____ Data in this exercise

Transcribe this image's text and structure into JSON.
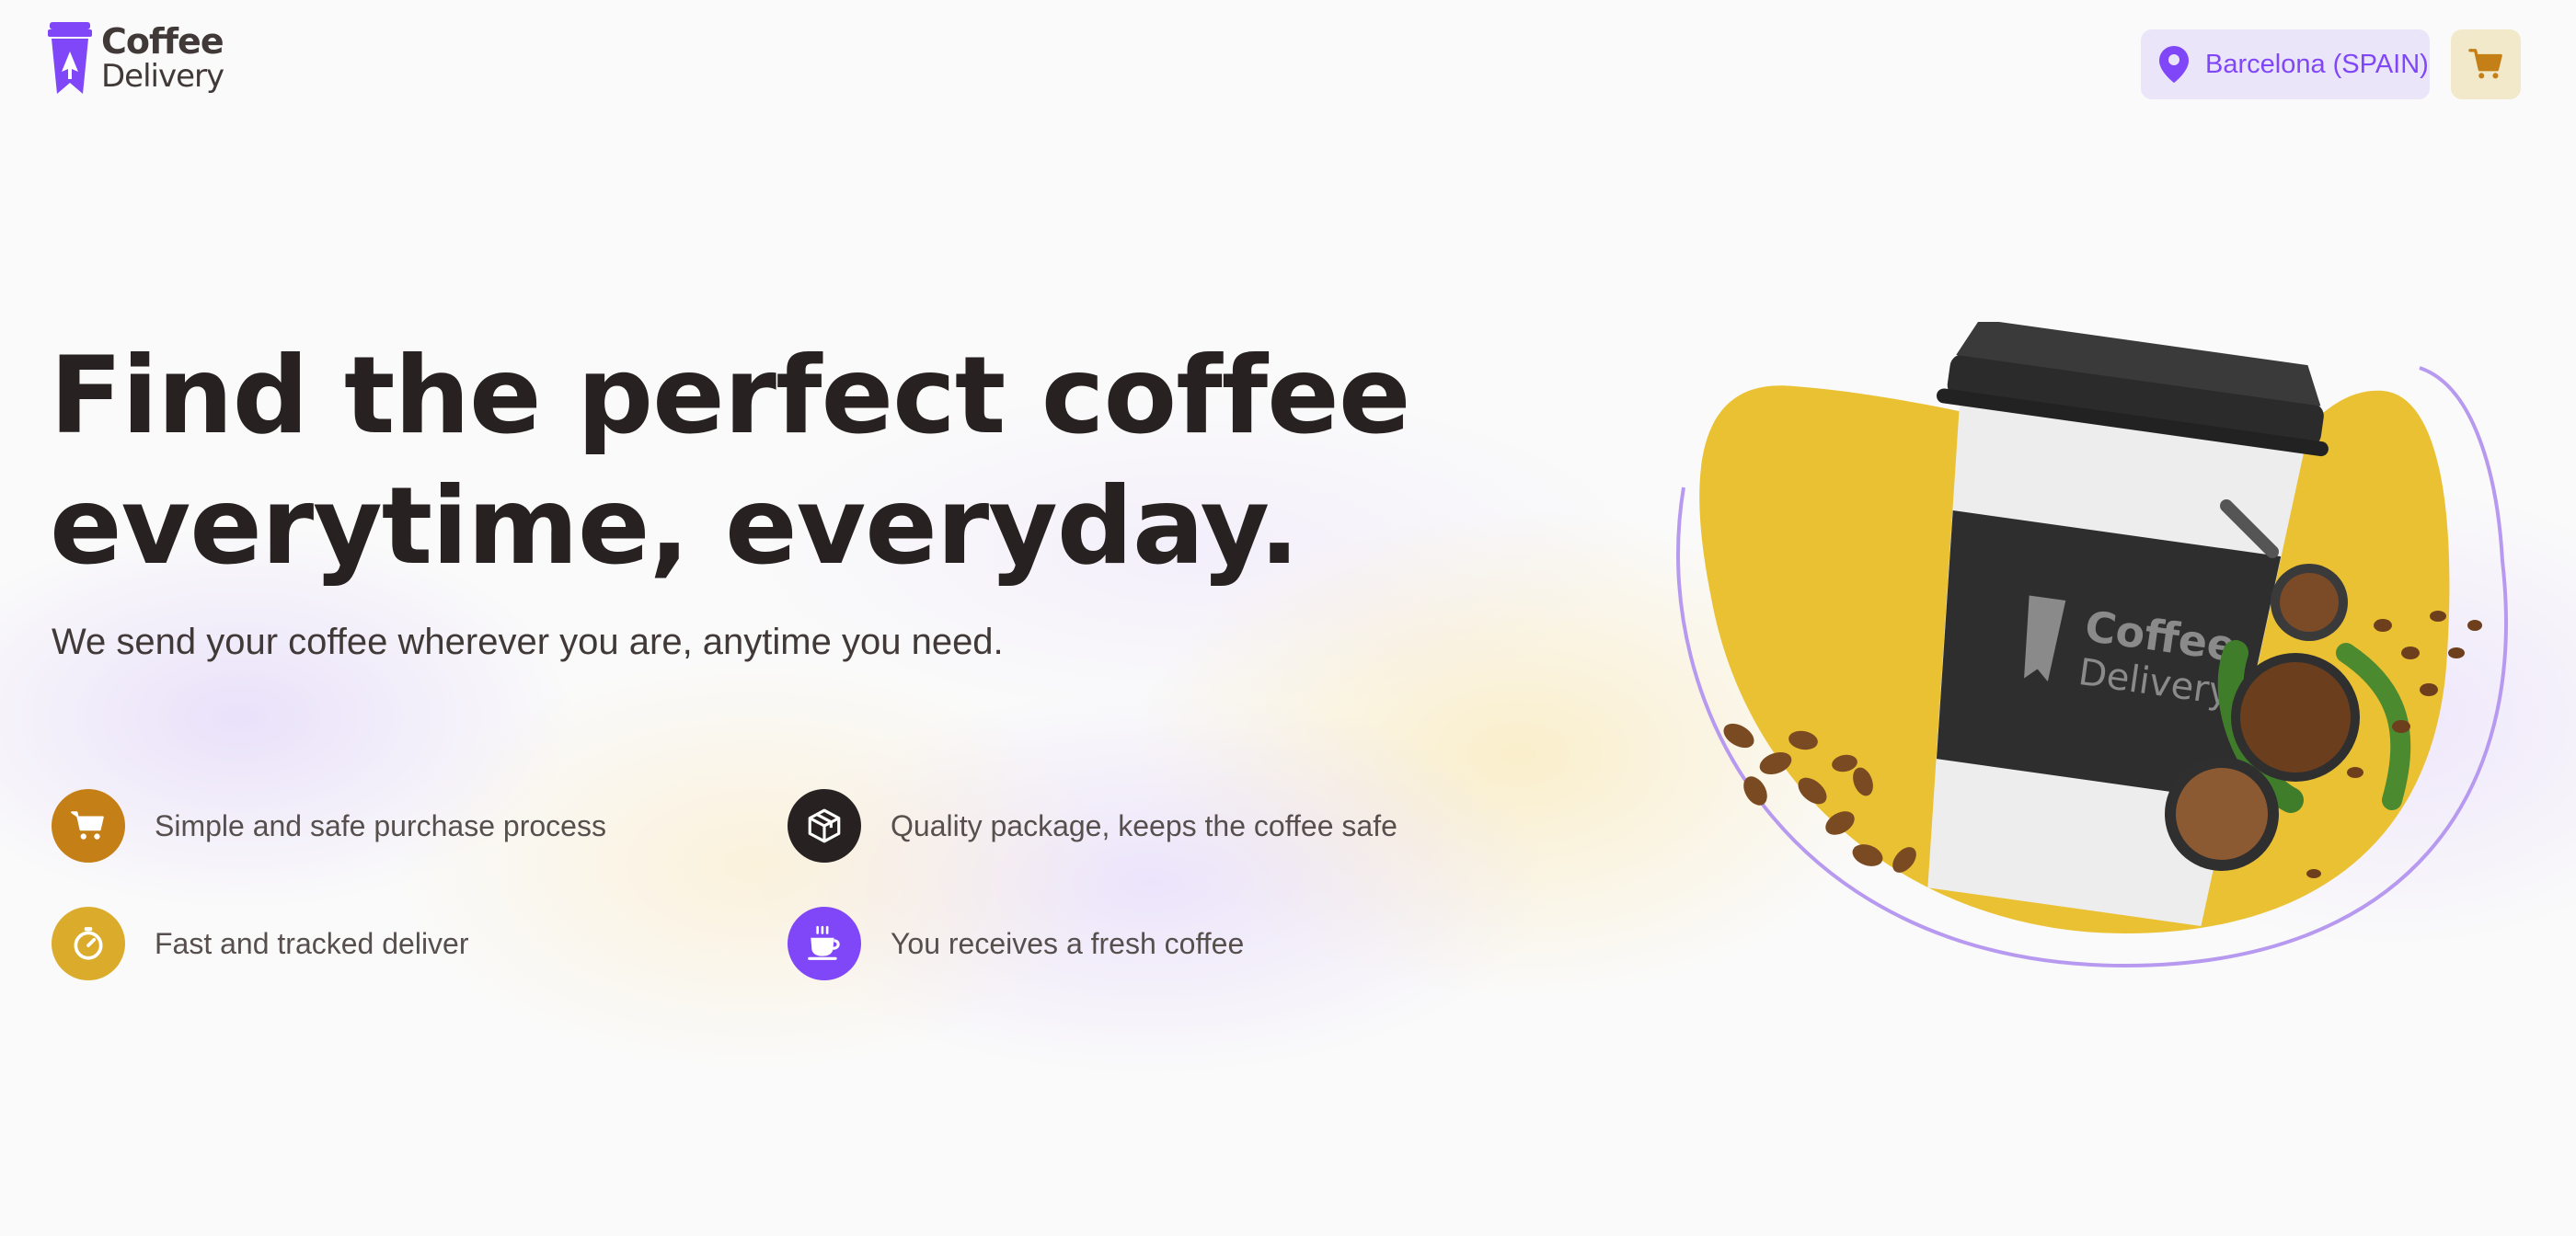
{
  "brand": {
    "line1": "Coffee",
    "line2": "Delivery"
  },
  "header": {
    "location_label": "Barcelona (SPAIN)",
    "location_icon": "map-pin-icon",
    "cart_icon": "shopping-cart-icon"
  },
  "hero": {
    "title_line1": "Find the perfect coffee",
    "title_line2": "everytime, everyday.",
    "subtitle": "We send your coffee wherever you are, anytime you need."
  },
  "features": [
    {
      "label": "Simple and safe purchase process",
      "icon": "shopping-cart-icon",
      "color": "#C47F17"
    },
    {
      "label": "Quality package, keeps the coffee safe",
      "icon": "package-icon",
      "color": "#272221"
    },
    {
      "label": "Fast and tracked deliver",
      "icon": "timer-icon",
      "color": "#DBAC2C"
    },
    {
      "label": "You receives a fresh coffee",
      "icon": "coffee-cup-icon",
      "color": "#8047F8"
    }
  ],
  "illustration": {
    "cup_line1": "Coffee",
    "cup_line2": "Delivery"
  },
  "colors": {
    "background": "#FAFAFA",
    "purple": "#8047F8",
    "purple_light": "#EBE5F9",
    "yellow": "#DBAC2C",
    "yellow_dark": "#C47F17",
    "yellow_light": "#F1E9C9",
    "title": "#272221",
    "text": "#574F4D"
  }
}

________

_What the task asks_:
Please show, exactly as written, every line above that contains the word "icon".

_Task solution_:
    "location_icon": "map-pin-icon",
    "cart_icon": "shopping-cart-icon"
      "icon": "shopping-cart-icon",
      "icon": "package-icon",
      "icon": "timer-icon",
      "icon": "coffee-cup-icon",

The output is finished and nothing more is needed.